×

Appeal to Nature

Commissioners address DEP ash disposal concerns

Times Observer file photo This photo of the now-largely shuttered Warren Generating Station is at the center of a controversy about treated coal ash disposal in the Allegheny River at that location.

A permit reauthorization for treated coal ash disposal at the Warren Generating Station site dominated discussion at Wednesday’s Warren County Commissioners meeting.

And the commissioners are pushing for a public hearing on the matter.

The permit application was filed through the Department of Environmental Protection’s Northwest Regional Office under the Clean Water Program by GeonOn REMA LLC, based in Shawville, Pa.

It was filed with DEP on September 29, 2016, and DEP staff indicate on the form an intent to approve the renewal.

“We have requested a formal meeting with DEP,” Commissioner Jeff Eggleston said, noting he has received over 100 emails on the subject.

He said it is the commissioner’s “hope to have a public hearing within the next week that we would set up and they would come to attend,” calling such a meeting the “best we could hope for in the time frame allotted.”

The comment period on the project is only open through October 29.

Eggleston noted there is “nothing else we can do to force” a public hearing but said it is his “expectation that they will consent…. All we can do is continue to contact them (and) request that they come and meet with us. So we’re definitely engaged with DEP on the issue. We’ve sent emails, phone calls” to multiple staff. There have been “multiple conversations both phone and email to try and get a public hearing,” he said.

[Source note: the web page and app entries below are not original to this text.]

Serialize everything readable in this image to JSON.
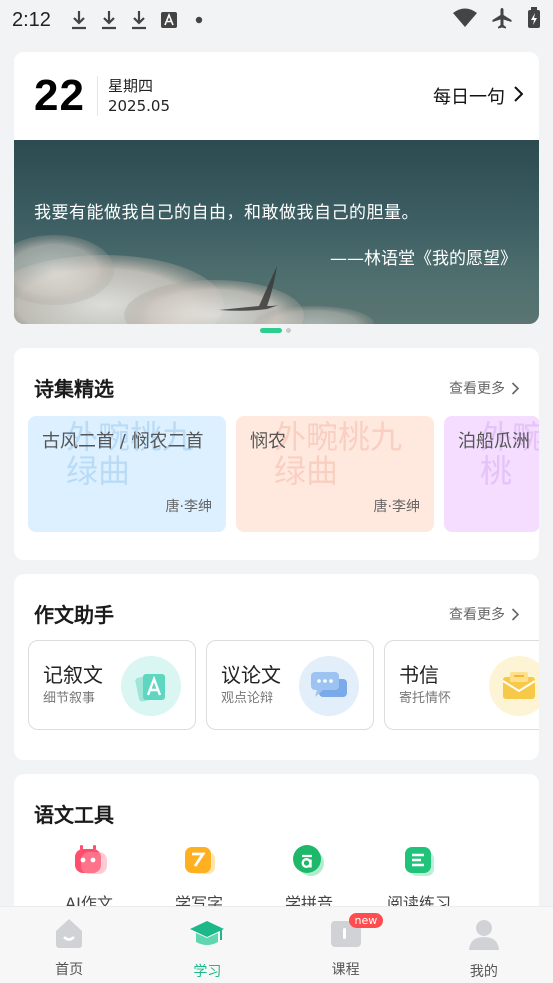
{
  "status_bar": {
    "time": "2:12"
  },
  "daily": {
    "day": "22",
    "weekday": "星期四",
    "year_month": "2025.05",
    "link_label": "每日一句",
    "quote": "我要有能做我自己的自由，和敢做我自己的胆量。",
    "source": "——林语堂《我的愿望》"
  },
  "poems": {
    "title": "诗集精选",
    "more": "查看更多",
    "items": [
      {
        "title": "古风二首 / 悯农二首",
        "author": "唐·李绅",
        "deco": "外畹桃九绿曲"
      },
      {
        "title": "悯农",
        "author": "唐·李绅",
        "deco": "外畹桃九绿曲"
      },
      {
        "title": "泊船瓜洲",
        "author": "",
        "deco": "外畹桃"
      }
    ]
  },
  "writing": {
    "title": "作文助手",
    "more": "查看更多",
    "items": [
      {
        "title": "记叙文",
        "subtitle": "细节叙事",
        "color": "#d9f6f2"
      },
      {
        "title": "议论文",
        "subtitle": "观点论辩",
        "color": "#e3eefb"
      },
      {
        "title": "书信",
        "subtitle": "寄托情怀",
        "color": "#fdf4d6"
      }
    ]
  },
  "tools": {
    "title": "语文工具",
    "items": [
      {
        "label": "AI作文",
        "color": "#ff4d6d"
      },
      {
        "label": "学写字",
        "color": "#ffb020"
      },
      {
        "label": "学拼音",
        "color": "#1db86a"
      },
      {
        "label": "阅读练习",
        "color": "#1fc47a"
      }
    ]
  },
  "tabbar": {
    "items": [
      {
        "label": "首页"
      },
      {
        "label": "学习"
      },
      {
        "label": "课程",
        "badge": "new"
      },
      {
        "label": "我的"
      }
    ]
  },
  "colors": {
    "accent": "#1db88a"
  }
}
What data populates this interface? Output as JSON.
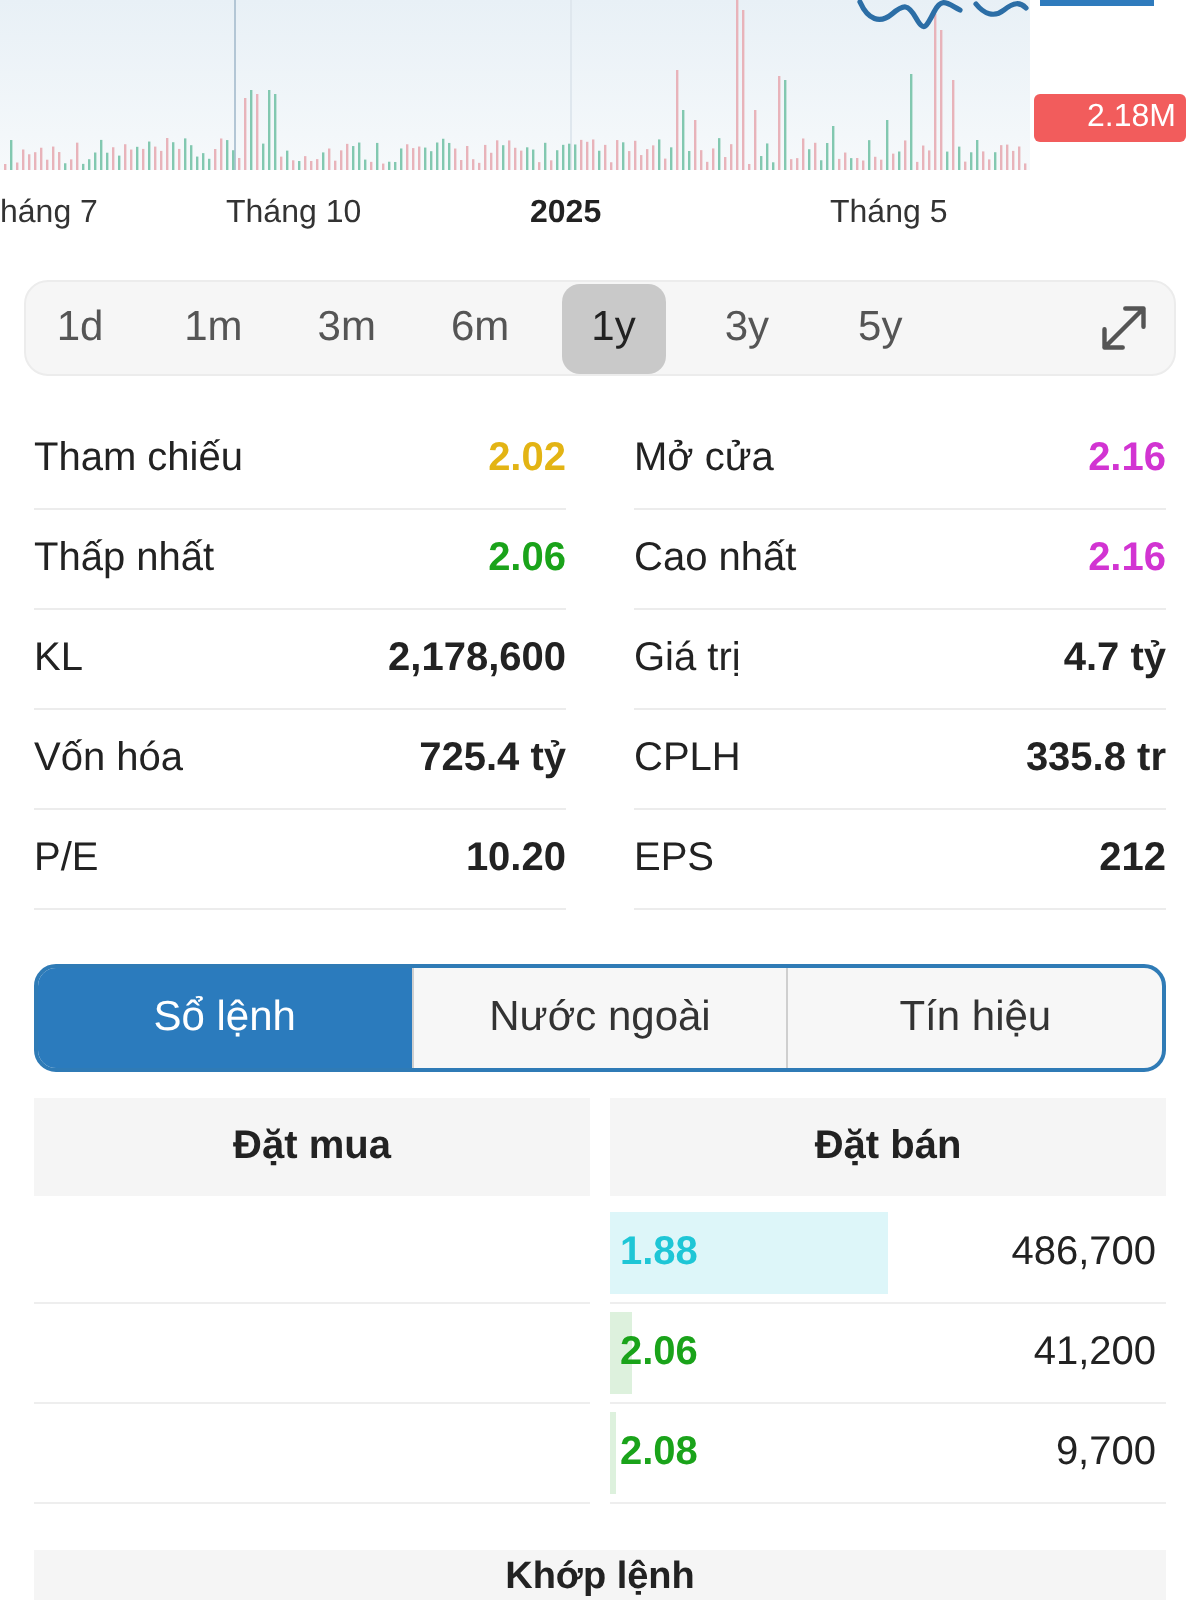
{
  "chart": {
    "x_labels": [
      {
        "text": "háng 7",
        "bold": false
      },
      {
        "text": "Tháng 10",
        "bold": false
      },
      {
        "text": "2025",
        "bold": true
      },
      {
        "text": "Tháng 5",
        "bold": false
      }
    ],
    "volume_badge": "2.18M"
  },
  "ranges": [
    {
      "label": "1d",
      "selected": false
    },
    {
      "label": "1m",
      "selected": false
    },
    {
      "label": "3m",
      "selected": false
    },
    {
      "label": "6m",
      "selected": false
    },
    {
      "label": "1y",
      "selected": true
    },
    {
      "label": "3y",
      "selected": false
    },
    {
      "label": "5y",
      "selected": false
    }
  ],
  "stats": [
    {
      "label": "Tham chiếu",
      "value": "2.02",
      "color": "#e3b414"
    },
    {
      "label": "Mở cửa",
      "value": "2.16",
      "color": "#d234d2"
    },
    {
      "label": "Thấp nhất",
      "value": "2.06",
      "color": "#1aa31a"
    },
    {
      "label": "Cao nhất",
      "value": "2.16",
      "color": "#d234d2"
    },
    {
      "label": "KL",
      "value": "2,178,600"
    },
    {
      "label": "Giá trị",
      "value": "4.7 tỷ"
    },
    {
      "label": "Vốn hóa",
      "value": "725.4 tỷ"
    },
    {
      "label": "CPLH",
      "value": "335.8 tr"
    },
    {
      "label": "P/E",
      "value": "10.20"
    },
    {
      "label": "EPS",
      "value": "212"
    }
  ],
  "tabs": [
    {
      "label": "Sổ lệnh",
      "selected": true
    },
    {
      "label": "Nước ngoài",
      "selected": false
    },
    {
      "label": "Tín hiệu",
      "selected": false
    }
  ],
  "order_book": {
    "columns": [
      "Đặt mua",
      "Đặt bán"
    ],
    "asks": [
      {
        "price": "1.88",
        "volume": "486,700",
        "color": "#1ec6d6",
        "level": 0.5
      },
      {
        "price": "2.06",
        "volume": "41,200",
        "color": "#1aa31a",
        "level": 0.04
      },
      {
        "price": "2.08",
        "volume": "9,700",
        "color": "#1aa31a",
        "level": 0.01
      }
    ]
  },
  "match": {
    "title": "Khớp lệnh"
  }
}
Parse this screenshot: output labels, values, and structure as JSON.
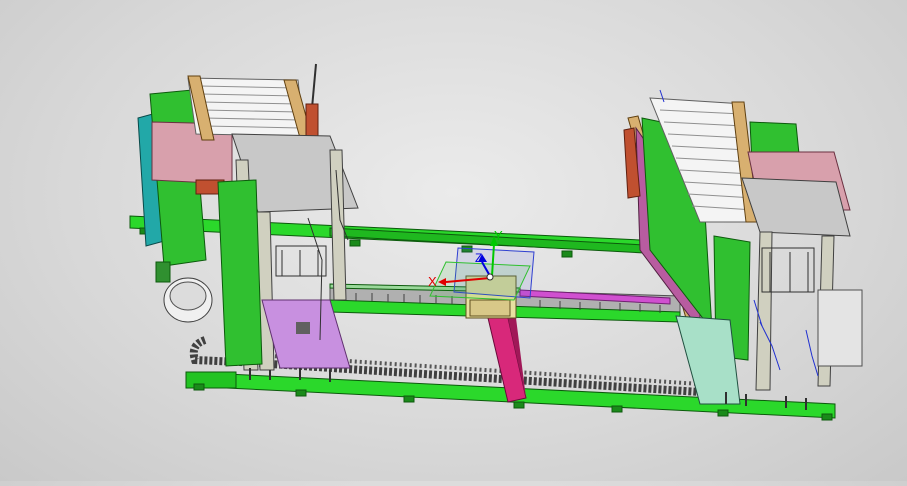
{
  "viewport": {
    "triad": {
      "x_label": "X",
      "y_label": "Y",
      "z_label": "Z"
    }
  },
  "colors": {
    "background": "#dcdcdc",
    "frame_green": "#2bd82b",
    "frame_green_dark": "#149414",
    "magenta": "#d8287a",
    "pink": "#d8a0ac",
    "teal": "#22a8a8",
    "purple": "#c890e0",
    "tan": "#d8b070",
    "gray_plate": "#c8c8c8",
    "axis_x": "#e00000",
    "axis_y": "#00c800",
    "axis_z": "#0000e0"
  }
}
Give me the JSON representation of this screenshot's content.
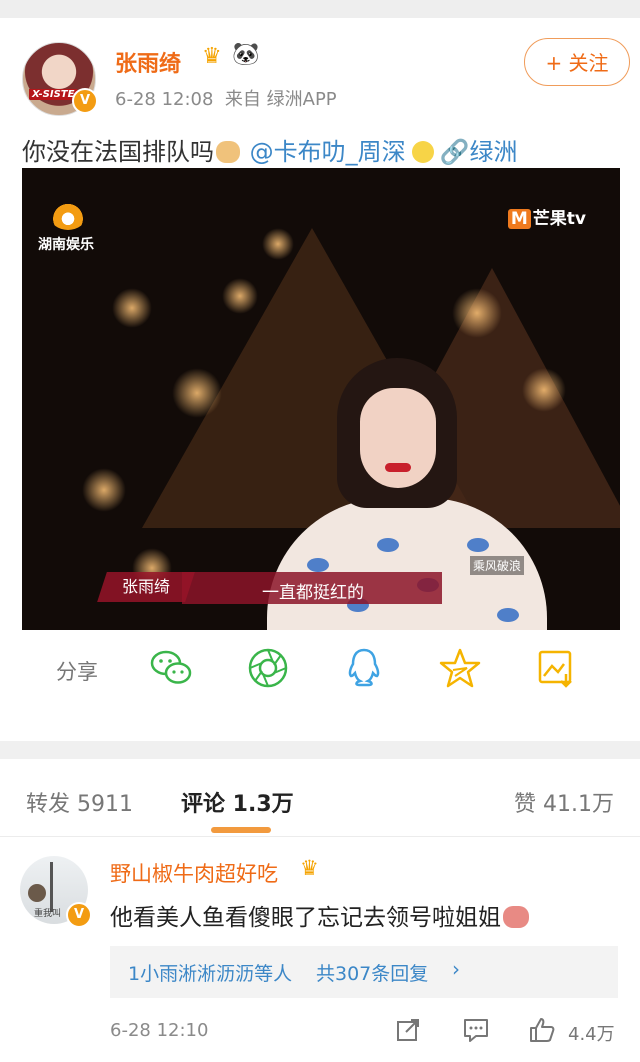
{
  "post": {
    "username": "张雨绮",
    "crown_icon": "crown-icon",
    "panda_icon": "panda-icon",
    "time": "6-28 12:08",
    "source": "来自 绿洲APP",
    "follow_label": "+ 关注",
    "avatar_badge": "X-SISTE",
    "text_main": "你没在法国排队吗",
    "mention": "@卡布叻_周深",
    "link": "绿洲"
  },
  "video": {
    "logo_left": "湖南娱乐",
    "logo_right_m": "M",
    "logo_right": "芒果tv",
    "caption_name": "张雨绮",
    "caption_text": "一直都挺红的",
    "show_tag": "乘风破浪"
  },
  "share": {
    "label": "分享",
    "icons": [
      "wechat-icon",
      "moments-icon",
      "qq-icon",
      "qzone-star-icon",
      "save-image-icon"
    ]
  },
  "tabs": {
    "repost": "转发 5911",
    "comment": "评论 1.3万",
    "like": "赞 41.1万"
  },
  "comment": {
    "name": "野山椒牛肉超好吃",
    "text": "他看美人鱼看傻眼了忘记去领号啦姐姐",
    "reply_users": "1小雨淅淅沥沥等人",
    "reply_count": "共307条回复",
    "time": "6-28 12:10",
    "likes": "4.4万",
    "avatar_text": "重我叫"
  },
  "colors": {
    "accent_orange": "#ef6b17",
    "link_blue": "#3c87c7",
    "wechat_green": "#3ab54a",
    "qq_blue": "#3fa3e3",
    "star_yellow": "#f5b400"
  }
}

He said later in discussion that in conversations with DEP that their “initial indication” is that this “is a routine permit application that they have to do every five years” and there is “not any substantial difference between what’s being done and what’s been done.”

DEP gave a similar statement to the Times Observer last week.

“While the discharge of treated ash disposal landfill leachate to the Allegheny River has existed and been permitted for multiple permit cycles,” Thomas Decker, community relations coordinator with DEP, explained, “DEP evaluated this treated ash landfill leachate discharge based on information contained in the 2019 renewal permit application, the applicable technology-based requirements for leachate discharges of coal combustion residuals (ash) and new information obtained since the previous permit renewal regarding protection of threatened and endangered species in the Allegheny River.”

The result of that review, Decker said, includes changes proposed to the renewal of the permit to “include the addition of monitoring and effluent limitations for oil and grease and monitoring for chloride and nickel.”

Eggleston said it is his goal “to get them (DEP) to communicate that to you, to everyone that’s involved (and to) assuage the concern or at least be held accountable for whatever decision they make.”

“While we have some influence by contacting DEP, who would have more influence would be our legislators,” Commissioner Cindy Morrison said to those who attended the meeting to speak to the issue.

Eggleston reiterated that the commissioners “have no authority over the permit…. We never had a notification (from DEP) that I’m aware of. (We are) doing everything we can do get you the public hearing you want. We want to accommodate those concerns. I feel very confident we will get some kind of response from them.”

COMMENTS